Your bounds are on your decision variables, not your objective functions. The nvars argument refers to exactly this, so you should have nvars = 6.
Your other errors relate to how to call functions and use ther resulting data. Your fitness functions need initial @x arguments:
funx = @(x)-0.5*x(1)^2+100*log(x(1)+x(2)-14)-x(5)/2+0.9*(-0.5*(1-x(5)/40)*x(3)^2+100*log(x(3)+x(4)-14));
funy = @(x)-0.5*x(2)^2+100*log(x(1)+x(2)-14)-x(6)/2+0.9*(-0.5*(1-x(5)/40)*x(4)^2+100*log(x(3)+x(4)-14));
fitnessfcn = @(x)[funx(x),funy(x)];
Your plot needs to pass the data to the objective functions:
When I ran this code I got other errors relating to the function being complex-valued. You also need to include linear constraints that keep the function from having complex values. But this should get you started.
Alan Weiss
MATLAB mathematical toolbox documentation


Show 4 older comments
Sabrina Chui
Sabrina Chui on 27 Jan 2021 at 16:10
Hi Alan, I changed all the options back to default, changed the upper boundaries and that seemed to work. When I look through my set of solutions for e1 and e2, none of them even get close to the solutions that I worked out by hand. For the two objective functions I provided, f1 and f2, the nash equilibrium should be e1=3.3333 and e2=3.3333. When I ran this example, I think I was only expecting one solution on the pareto front, but it was confusing to see a long set of solutions. Is it because of the way the algorithm works, if I increase the iterations will I get closer to what I expected? Thank you!
Alan Weiss
Alan Weiss on 27 Jan 2021 at 16:52
For the problem as you have defined it, the solution has e1 going from 0 to 5, and e2 going from 5 to 0 as follows (in one run, these numbers are stochastic):
solution =
0.0001 4.9999
0.0001 4.9999
0.0825 4.9803
0.1373 4.5127
0.0062 5.0064
5.0000 0
4.3021 0.0542
4.9261 0.0507
0.8771 3.0301
3.8961 0.1244
0.5075 3.3599
0.9395 3.9216
4.4089 0.3093
0.5050 4.5467
4.4039 0.6124
2.2507 2.8033
4.9980 0.0012
0.3360 4.0666
There is a tradeoff between the objective functions; here are the associated values:
objectiveValue =
-1.7589 -3.4199
-1.7589 -3.4199
-2.1381 -3.4105
-2.2649 -3.4015
-1.8919 -3.4192
-3.4200 -1.7100
-3.4068 -2.1589
-3.4141 -2.0828
-2.7837 -3.2735
-3.3886 -2.3142
-2.6281 -3.3282
-2.7051 -3.3026
-3.3813 -2.4178
-2.5004 -3.3607
-3.3472 -2.5573
-3.0143 -3.1138
-3.4198 -1.8165
-2.4708 -3.3717
So I think that it is your interpretation of the solution that is at fault, not the solution.
Note that your expected solution is not even on the Pareto curve (there are better points). Your expected solution has value (-2.9876,-2.9876), but there are points (such as the third to last) with both values smaller than -3.
Alan Weiss
MATLAB mathematical toolbox documentation
Sabrina Chui
Sabrina Chui on 28 Jan 2021 at 2:02
Thanks for clariying this Alan!

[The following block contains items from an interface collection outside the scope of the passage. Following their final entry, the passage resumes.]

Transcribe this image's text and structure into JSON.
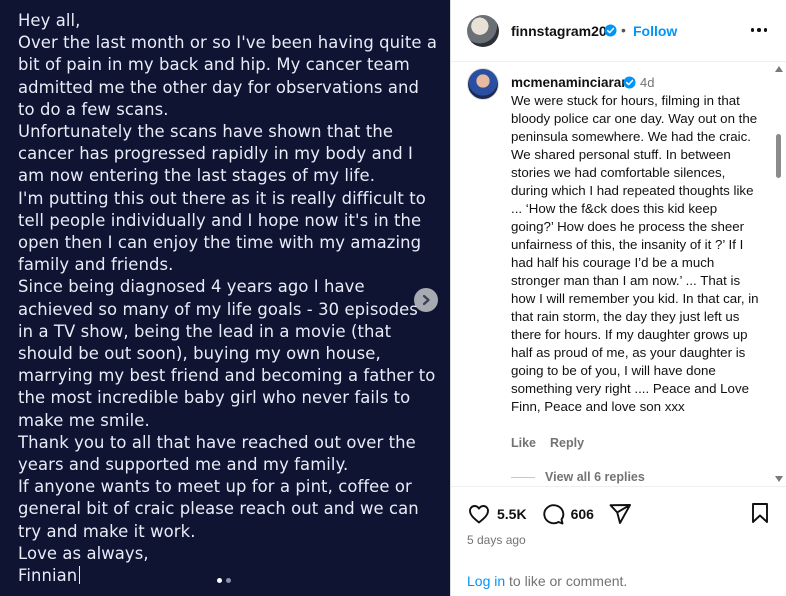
{
  "image_post": {
    "paragraphs": [
      "Hey all,",
      "Over the last month or so I've been having quite a bit of pain in my back and hip. My cancer team admitted me the other day for observations and to do a few scans.",
      "Unfortunately the scans have shown that the cancer has progressed rapidly in my body and I am now entering the last stages of my life.",
      "I'm putting this out there as it is really difficult to tell people individually and I hope now it's in the open then I can enjoy the time with my amazing family and friends.",
      "Since being diagnosed 4 years ago I have achieved so many of my life goals - 30 episodes in a TV show, being the lead in a movie (that should be out soon), buying my own house, marrying my best friend and becoming a father to the most incredible baby girl who never fails to make me smile.",
      "Thank you to all that have reached out over the years and supported me and my family.",
      "If anyone wants to meet up for a pint, coffee or general bit of craic please reach out and we can try and make it work.",
      "Love as always,",
      "Finnian"
    ],
    "carousel": {
      "current": 1,
      "total": 2
    }
  },
  "header": {
    "username": "finnstagram20",
    "separator": "•",
    "follow_label": "Follow",
    "verified_icon": "verified-badge-icon",
    "more_icon": "more-options-icon"
  },
  "comment": {
    "username": "mcmenaminciaran",
    "time": "4d",
    "text": "We were stuck for hours, filming in that bloody police car one day. Way out on the peninsula somewhere. We had the craic. We shared personal stuff. In between stories we had comfortable silences, during which I had repeated thoughts like ... ‘How the f&ck does this kid keep going?’ How does he process the sheer unfairness of this, the insanity of it ?’ If I had half his courage I’d be a much stronger man than I am now.’ ... That is how I will remember you kid. In that car, in that rain storm, the day they just left us there for hours. If my daughter grows up half as proud of me, as your daughter is going to be of you, I will have done something very right .... Peace and Love Finn, Peace and love son xxx",
    "like_label": "Like",
    "reply_label": "Reply",
    "view_replies_label": "View all 6 replies"
  },
  "footer": {
    "likes": "5.5K",
    "comments": "606",
    "posted": "5 days ago",
    "login_link": "Log in",
    "login_suffix": " to like or comment."
  },
  "colors": {
    "image_background": "#0f1433",
    "link_blue": "#0095f6",
    "verified_blue": "#0095f6"
  }
}
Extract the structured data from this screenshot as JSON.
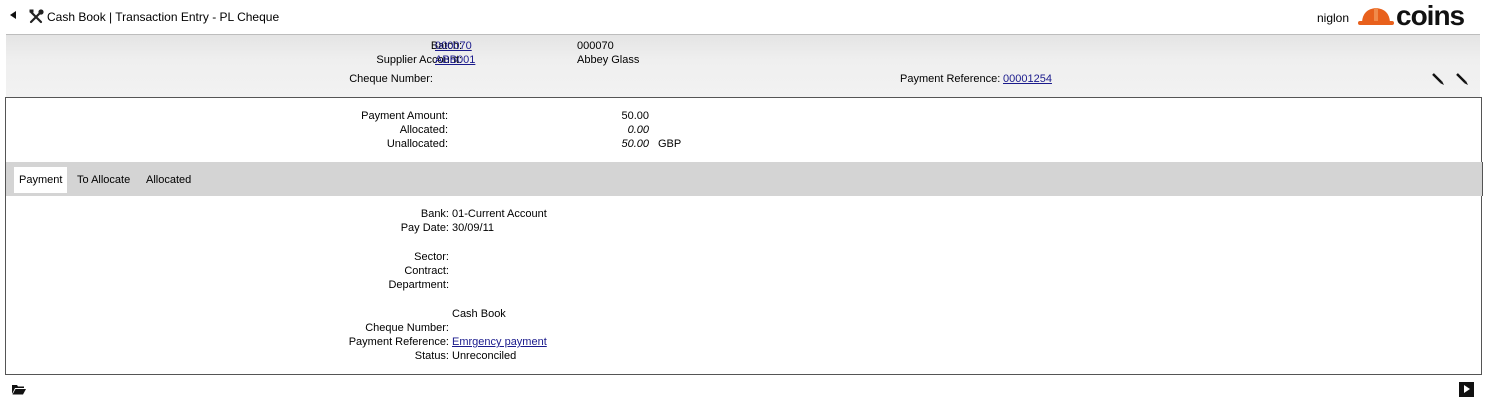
{
  "titlebar": {
    "title": "Cash Book | Transaction Entry - PL Cheque",
    "user": "niglon",
    "logo_text": "COINS"
  },
  "header": {
    "batch_label": "Batch:",
    "batch_value": "000070",
    "batch_description": "000070",
    "supplier_label": "Supplier Account:",
    "supplier_value": "ABB001",
    "supplier_name": "Abbey Glass",
    "cheque_label": "Cheque Number:",
    "cheque_value": "",
    "payment_ref_label": "Payment Reference:",
    "payment_ref_value": "00001254"
  },
  "amounts": {
    "payment_label": "Payment Amount:",
    "payment_value": "50.00",
    "allocated_label": "Allocated:",
    "allocated_value": "0.00",
    "unallocated_label": "Unallocated:",
    "unallocated_value": "50.00",
    "currency": "GBP"
  },
  "tabs": [
    {
      "label": "Payment",
      "active": true
    },
    {
      "label": "To Allocate",
      "active": false
    },
    {
      "label": "Allocated",
      "active": false
    }
  ],
  "detail": {
    "bank_label": "Bank:",
    "bank_value": "01-Current Account",
    "pay_date_label": "Pay Date:",
    "pay_date_value": "30/09/11",
    "sector_label": "Sector:",
    "contract_label": "Contract:",
    "department_label": "Department:",
    "section_title": "Cash Book",
    "cheque_label": "Cheque Number:",
    "payment_ref_label": "Payment Reference:",
    "payment_ref_value": "Emrgency payment",
    "status_label": "Status:",
    "status_value": "Unreconciled"
  },
  "colors": {
    "logo_orange": "#e8601c",
    "link": "#1a1a8c",
    "tab_strip": "#d4d4d4"
  }
}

I'll have to do a little bit more reading on the matter, but this is a great start!

Sign in to comment.

More Answers (0)

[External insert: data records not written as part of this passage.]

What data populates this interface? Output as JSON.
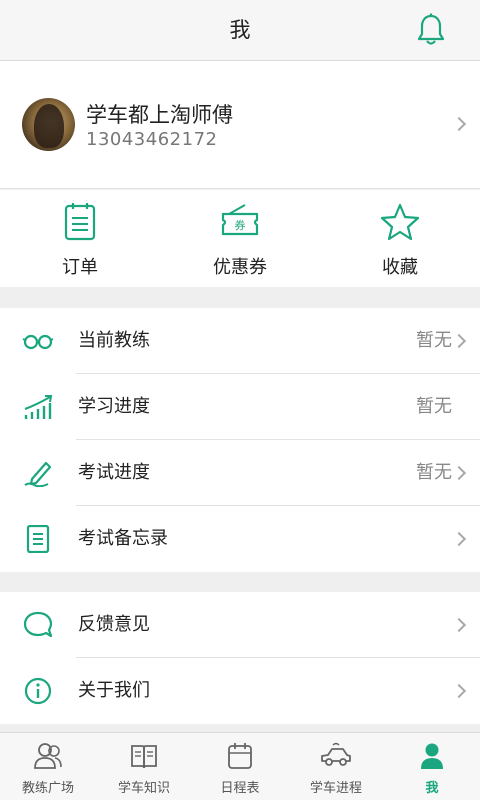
{
  "header": {
    "title": "我",
    "bell_icon": "bell-icon"
  },
  "profile": {
    "name": "学车都上淘师傅",
    "phone": "13043462172",
    "avatar": "avatar"
  },
  "quick_actions": [
    {
      "label": "订单",
      "icon": "order-icon"
    },
    {
      "label": "优惠券",
      "icon": "coupon-icon"
    },
    {
      "label": "收藏",
      "icon": "star-icon"
    }
  ],
  "menu_group_1": [
    {
      "label": "当前教练",
      "value": "暂无",
      "icon": "glasses-icon",
      "chevron": true
    },
    {
      "label": "学习进度",
      "value": "暂无",
      "icon": "chart-icon",
      "chevron": false
    },
    {
      "label": "考试进度",
      "value": "暂无",
      "icon": "pencil-icon",
      "chevron": true
    },
    {
      "label": "考试备忘录",
      "value": "",
      "icon": "memo-icon",
      "chevron": true
    }
  ],
  "menu_group_2": [
    {
      "label": "反馈意见",
      "icon": "feedback-icon",
      "chevron": true
    },
    {
      "label": "关于我们",
      "icon": "info-icon",
      "chevron": true
    }
  ],
  "tabbar": [
    {
      "label": "教练广场",
      "icon": "coach-icon",
      "active": false
    },
    {
      "label": "学车知识",
      "icon": "book-icon",
      "active": false
    },
    {
      "label": "日程表",
      "icon": "calendar-icon",
      "active": false
    },
    {
      "label": "学车进程",
      "icon": "car-icon",
      "active": false
    },
    {
      "label": "我",
      "icon": "person-icon",
      "active": true
    }
  ],
  "colors": {
    "accent": "#1aa67f",
    "background": "#efefef"
  }
}
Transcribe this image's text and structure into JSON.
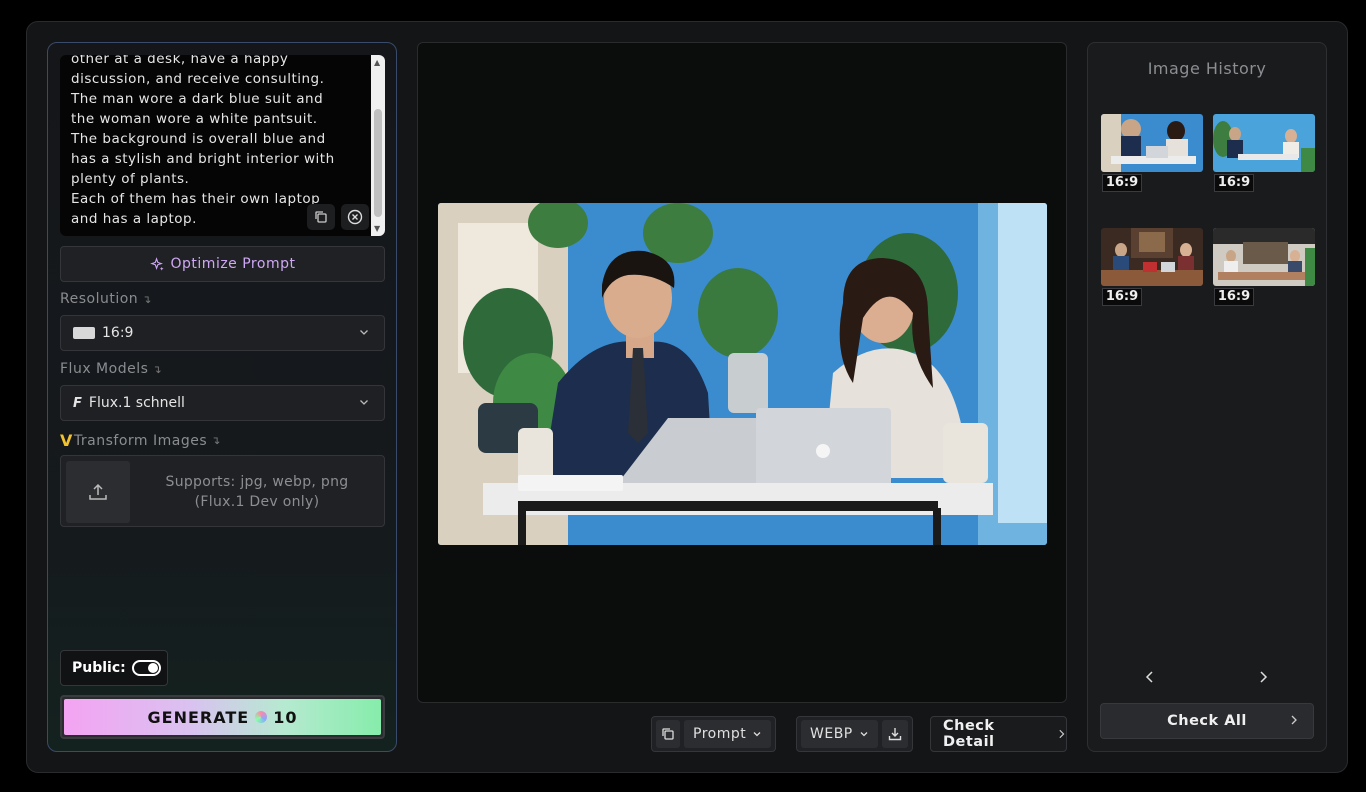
{
  "prompt": {
    "text": "other at a desk, have a happy\ndiscussion, and receive consulting.\nThe man wore a dark blue suit and\nthe woman wore a white pantsuit.\nThe background is overall blue and\nhas a stylish and bright interior with\nplenty of plants.\nEach of them has their own laptop\nand has a laptop.",
    "copy_icon": "copy-icon",
    "clear_icon": "clear-icon"
  },
  "optimize_label": "Optimize Prompt",
  "resolution": {
    "label": "Resolution",
    "value": "16:9"
  },
  "flux_models": {
    "label": "Flux Models",
    "value": "Flux.1 schnell"
  },
  "transform": {
    "label": "Transform Images",
    "badge": "V",
    "support_line1": "Supports: jpg, webp, png",
    "support_line2": "(Flux.1 Dev only)"
  },
  "public": {
    "label": "Public:",
    "on": true
  },
  "generate": {
    "label": "GENERATE",
    "credits": "10"
  },
  "toolbar": {
    "prompt_label": "Prompt",
    "format_label": "WEBP",
    "check_detail_label": "Check Detail"
  },
  "history": {
    "title": "Image History",
    "items": [
      {
        "ratio": "16:9"
      },
      {
        "ratio": "16:9"
      },
      {
        "ratio": "16:9"
      },
      {
        "ratio": "16:9"
      }
    ],
    "check_all_label": "Check All"
  },
  "colors": {
    "accent_purple": "#cfa8f5",
    "badge_gold": "#f2c12e",
    "gen_start": "#f4a3f2",
    "gen_end": "#86ecab"
  }
}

Community Treasure Hunt

Find the treasures in MATLAB Central and discover how the community can help you!

Start Hunting!